■ Required work
Each line of the records that holds the word "Profile" should be copied out.

======== Task material

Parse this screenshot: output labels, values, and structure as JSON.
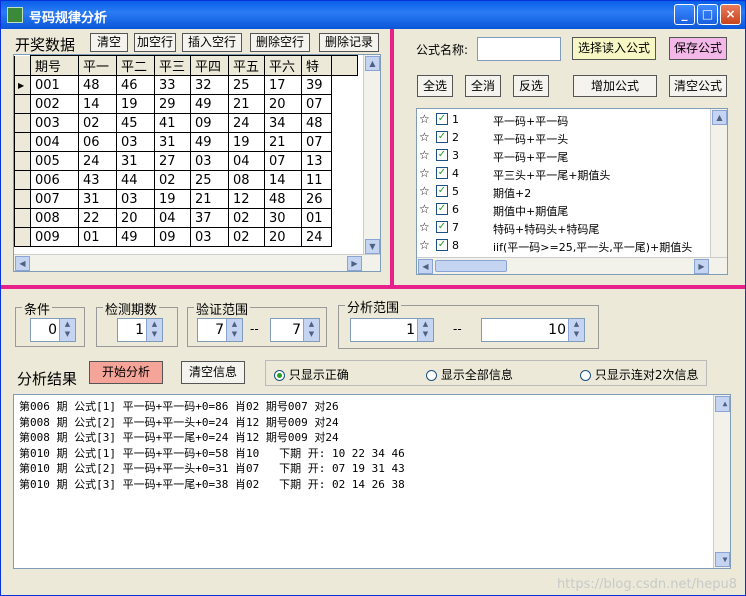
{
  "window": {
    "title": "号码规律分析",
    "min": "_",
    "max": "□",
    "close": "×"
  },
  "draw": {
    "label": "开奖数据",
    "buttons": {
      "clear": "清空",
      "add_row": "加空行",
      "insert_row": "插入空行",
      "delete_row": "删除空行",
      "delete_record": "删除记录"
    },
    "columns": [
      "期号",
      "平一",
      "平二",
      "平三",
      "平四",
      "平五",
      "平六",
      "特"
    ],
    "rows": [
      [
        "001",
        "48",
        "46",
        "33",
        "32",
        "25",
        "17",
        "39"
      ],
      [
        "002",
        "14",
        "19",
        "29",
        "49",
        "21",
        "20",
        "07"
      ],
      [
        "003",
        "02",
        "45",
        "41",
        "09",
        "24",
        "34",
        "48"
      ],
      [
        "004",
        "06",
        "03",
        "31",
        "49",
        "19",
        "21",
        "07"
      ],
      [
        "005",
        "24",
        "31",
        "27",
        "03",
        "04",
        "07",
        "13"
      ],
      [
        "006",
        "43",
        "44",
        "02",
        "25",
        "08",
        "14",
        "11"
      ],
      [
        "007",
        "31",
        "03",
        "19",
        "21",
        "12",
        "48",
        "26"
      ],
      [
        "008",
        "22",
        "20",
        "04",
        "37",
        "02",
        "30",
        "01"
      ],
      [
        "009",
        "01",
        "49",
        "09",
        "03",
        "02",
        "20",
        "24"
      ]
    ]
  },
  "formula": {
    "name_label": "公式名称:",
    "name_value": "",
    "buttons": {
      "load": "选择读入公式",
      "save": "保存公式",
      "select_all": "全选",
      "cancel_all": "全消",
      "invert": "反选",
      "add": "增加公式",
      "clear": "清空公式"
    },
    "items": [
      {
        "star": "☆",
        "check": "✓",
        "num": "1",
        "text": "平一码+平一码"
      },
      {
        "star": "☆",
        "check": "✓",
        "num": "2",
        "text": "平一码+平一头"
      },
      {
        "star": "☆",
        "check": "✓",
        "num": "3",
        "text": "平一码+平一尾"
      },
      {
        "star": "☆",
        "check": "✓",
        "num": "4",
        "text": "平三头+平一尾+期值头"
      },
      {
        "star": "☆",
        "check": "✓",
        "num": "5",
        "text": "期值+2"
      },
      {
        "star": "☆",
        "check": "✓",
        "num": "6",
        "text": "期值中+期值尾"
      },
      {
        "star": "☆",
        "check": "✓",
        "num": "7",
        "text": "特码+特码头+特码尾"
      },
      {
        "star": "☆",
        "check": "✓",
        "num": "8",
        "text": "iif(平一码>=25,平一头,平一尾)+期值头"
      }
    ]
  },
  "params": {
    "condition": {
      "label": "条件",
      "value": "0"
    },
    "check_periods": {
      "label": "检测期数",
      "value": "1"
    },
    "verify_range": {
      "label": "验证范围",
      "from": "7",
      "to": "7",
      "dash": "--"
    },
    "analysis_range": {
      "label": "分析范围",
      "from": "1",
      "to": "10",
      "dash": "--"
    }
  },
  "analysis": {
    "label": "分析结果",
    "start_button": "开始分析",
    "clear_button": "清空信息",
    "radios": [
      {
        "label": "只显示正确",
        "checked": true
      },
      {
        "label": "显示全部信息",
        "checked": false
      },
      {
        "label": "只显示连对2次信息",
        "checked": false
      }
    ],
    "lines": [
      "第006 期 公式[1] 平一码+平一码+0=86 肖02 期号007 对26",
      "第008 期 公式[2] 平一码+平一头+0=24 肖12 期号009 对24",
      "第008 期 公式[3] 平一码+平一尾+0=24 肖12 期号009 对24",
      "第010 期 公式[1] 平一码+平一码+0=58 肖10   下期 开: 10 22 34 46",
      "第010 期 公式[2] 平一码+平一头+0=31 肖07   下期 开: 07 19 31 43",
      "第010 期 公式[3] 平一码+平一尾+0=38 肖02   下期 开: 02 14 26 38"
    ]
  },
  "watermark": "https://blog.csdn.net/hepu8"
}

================
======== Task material

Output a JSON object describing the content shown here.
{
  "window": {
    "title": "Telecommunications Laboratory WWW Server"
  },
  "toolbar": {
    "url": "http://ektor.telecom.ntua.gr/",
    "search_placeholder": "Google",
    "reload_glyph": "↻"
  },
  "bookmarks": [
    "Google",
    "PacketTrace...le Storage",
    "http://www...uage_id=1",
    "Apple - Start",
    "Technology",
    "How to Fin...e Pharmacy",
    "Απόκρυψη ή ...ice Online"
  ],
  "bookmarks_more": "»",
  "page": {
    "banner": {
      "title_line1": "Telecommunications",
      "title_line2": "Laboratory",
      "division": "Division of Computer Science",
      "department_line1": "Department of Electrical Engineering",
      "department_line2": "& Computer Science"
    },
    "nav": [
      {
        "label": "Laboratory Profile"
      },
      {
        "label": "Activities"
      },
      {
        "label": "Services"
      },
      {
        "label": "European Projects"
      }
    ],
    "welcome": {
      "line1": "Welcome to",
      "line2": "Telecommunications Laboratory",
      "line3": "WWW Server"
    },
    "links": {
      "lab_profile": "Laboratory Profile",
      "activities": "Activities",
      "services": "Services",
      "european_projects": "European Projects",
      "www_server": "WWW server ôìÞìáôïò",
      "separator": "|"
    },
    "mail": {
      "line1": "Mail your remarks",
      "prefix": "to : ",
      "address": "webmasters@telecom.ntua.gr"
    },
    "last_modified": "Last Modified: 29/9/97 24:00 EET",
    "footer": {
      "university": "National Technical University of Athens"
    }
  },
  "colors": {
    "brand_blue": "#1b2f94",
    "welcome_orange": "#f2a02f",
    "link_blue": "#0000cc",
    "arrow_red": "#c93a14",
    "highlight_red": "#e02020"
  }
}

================

■ Solution for this task
        "label": "Laboratory Profile"
      "lab_profile": "Laboratory Profile",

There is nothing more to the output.